So we initalise the class with the name of the provider (Google, Twitter etc). The get_provider method returns the relevant sub class which is a handy way of generically instantiating a subclass. So instead of calling:

oauth = TwitterLogin()  

You can call:

oauth = OAuthSignIn('twitter')

And it will initialise the TwitterLogin class.

The authorize and authorized_response methods just return the respective OAuthlib method and self.service is just an OAuth object that is set in the child classes.

The final method that probably requires a little expiation is get_token. The OAuthlib documentation recommends using a decorator to specify a function that will return the required token (which is stored as a session variable in this case). I set it manually in the parent class so there is no need for a decorator which can become tricky when trying to create a generic interface.

We then extend that class with a Google specific one:

class GoogleSignIn(OAuthSignIn):  
    def __init__(self):
        super().__init__('google')
        oauth = OAuth()
        self.service = oauth.remote_app(
            'google',
            consumer_key=app.config['GOOGLE_CLIENT_ID'],
            consumer_secret=app.config['GOOGLE_CLIENT_SECRET'],
            request_token_params={
                'scope': 'email'
            },
            base_url='https://www.googleapis.com/oauth2/v1/',
            request_token_url=None,
            access_token_method='POST',
            access_token_url='https://accounts.google.com/o/oauth2/token',
            authorize_url='https://accounts.google.com/o/oauth2/auth',
        )
        self.service.tokengetter(GoogleSignIn.get_token)

    def get_session_data(self, data):
        return (
            data['access_token'],
            ''
        )

    def get_user_data(self):
        access_token = session.get('oauth_token')
        token = 'OAuth ' + access_token[0]
        headers = {b'Authorization': bytes(token.encode('utf-8'))}
        data = self.service.get(
            'https://www.googleapis.com/oauth2/v1/userinfo', None,
            headers=headers)
        return data.data

    def get_user(self):
        data = self.get_user_data()
        user = User.query.filter_by(email=data['email']).first()
        if user is None:
            user = User(data['name'], data['email'], random_str(30), None)
            db.session.add(user)
            db.session.commit()

        login_user(user)
        return url_for('home')

So in the above class we start by running the __init__ method of the parent class then create an OAuth object and set the relevant Google variables for the a Google OAuth request.
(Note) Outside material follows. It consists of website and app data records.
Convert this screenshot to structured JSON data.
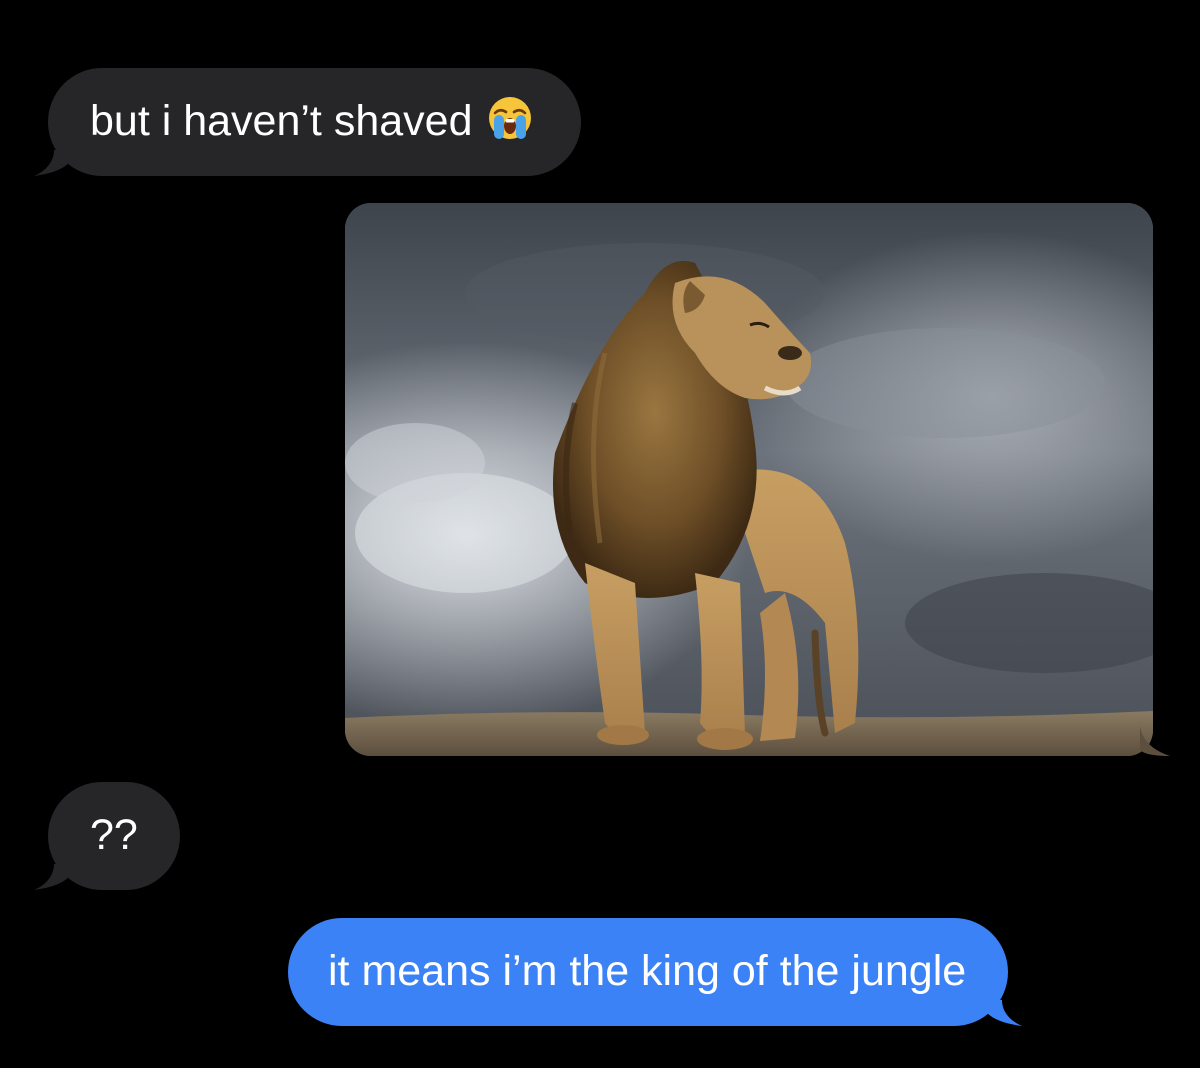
{
  "conversation": {
    "messages": [
      {
        "direction": "incoming",
        "type": "text",
        "text": "but i haven’t shaved",
        "emoji": "loudly-crying-face-emoji"
      },
      {
        "direction": "outgoing",
        "type": "image",
        "image": "lion-photo"
      },
      {
        "direction": "incoming",
        "type": "text",
        "text": "??"
      },
      {
        "direction": "outgoing",
        "type": "text",
        "text": "it means i’m the king of the jungle"
      }
    ]
  },
  "colors": {
    "background": "#000000",
    "incoming_bubble": "#262629",
    "outgoing_bubble": "#3c82f7",
    "text": "#ffffff"
  }
}
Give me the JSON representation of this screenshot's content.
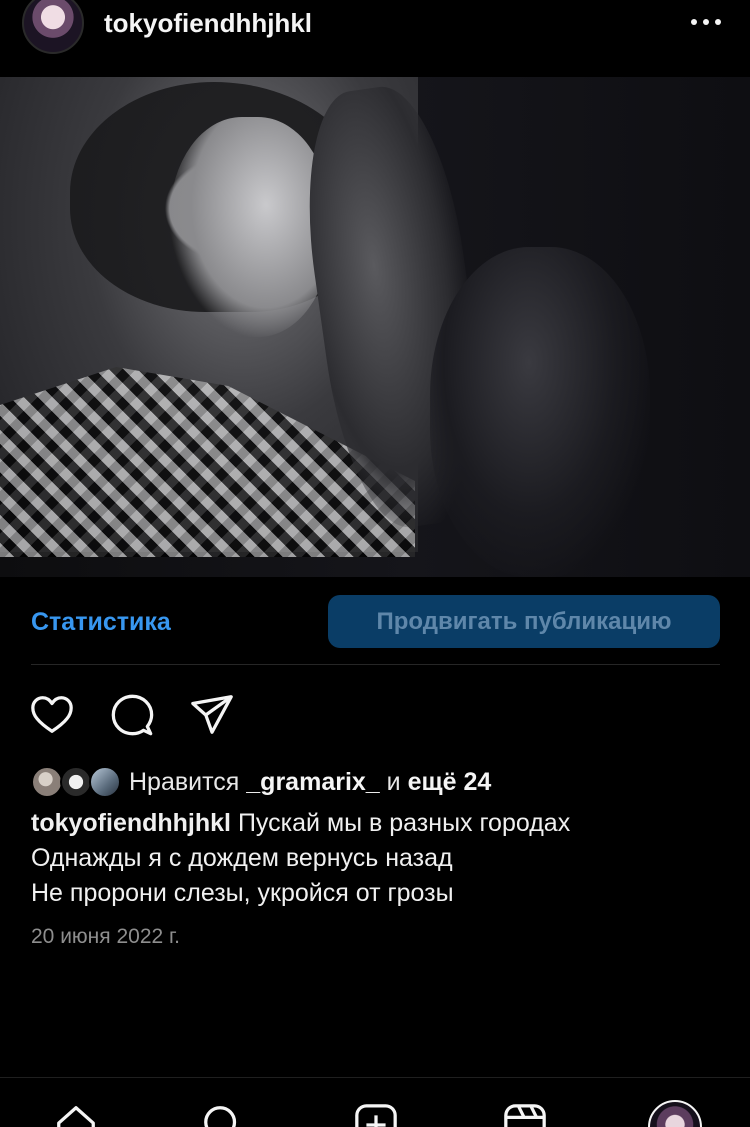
{
  "post": {
    "username": "tokyofiendhhjhkl",
    "more_icon": "more-horizontal-icon",
    "image_alt": ""
  },
  "insights": {
    "stats_label": "Статистика",
    "promote_label": "Продвигать публикацию"
  },
  "action_icons": [
    "heart-icon",
    "comment-icon",
    "share-icon"
  ],
  "likes": {
    "prefix": "Нравится",
    "user": "_gramarix_",
    "middle": "и",
    "others": "ещё 24"
  },
  "caption": {
    "user": "tokyofiendhhjhkl",
    "line1": "Пускай мы в разных городах",
    "line2": "Однажды я с дождем вернусь назад",
    "line3": "Не пророни слезы, укройся от грозы"
  },
  "date": "20 июня 2022 г.",
  "tabbar": {
    "icons": [
      "home-icon",
      "search-icon",
      "create-icon",
      "reels-icon",
      "profile-avatar"
    ]
  },
  "colors": {
    "background": "#000000",
    "link": "#3897f0",
    "promote_bg": "#0a3d66",
    "promote_text": "#5f87aa",
    "secondary_text": "#8e8e8e"
  }
}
I also set the tokengetter function which is just a static method (rather than a decorator as mentioned above).

Then we just add a Google-specific session_data. That will be used to populate the oauth_token in the session that is used for subsequent API calls.

I won't go into too much detail about the last two methods. The first one simply sends a request to the Google API for user data. The second either logs the user in or creates a new user depending on if they are registering or logging in. I create a dummy random string for the password as it's a required field but the user will never need to know it.

Finally we have our oauth/view.py file (which is the way I structure my apps but you can do what you like).

from .model import OAuthSignIn  
from flask import redirect, url_for, request, flash, Blueprint, session

oauth_blueprint = Blueprint(  
    'oauth', __name__,
    template_folder='templates'
)


@oauth_blueprint.route('/login/<provider>')
def login(provider):  
    oauth = OAuthSignIn.get_provider(provider)
    return oauth.authorize()


@oauth_blueprint.route('/authorized/<provider>')
def authorized(provider):  
    oauth = OAuthSignIn.get_provider(provider)
    resp = oauth.authorized_response()
    next_url = request.args.get('next') or url_for('home')
    if resp is None:
        flash('We weren\'t able to log you in I\'m afraid.')
        return redirect(next_url)

    session['oauth_token'] = oauth.get_session_data(resp)
    oauth.get_user()
    return redirect(next_url)


@oauth_blueprint.route("/logout")
def logout():  
    session.pop('oauth_token', None)
    return redirect(url_for('home'))

I think that's all pretty self explanatory. To logout I just remove the session variable but I move this into my users/logout method.

Anyway, hopefully that helps someone.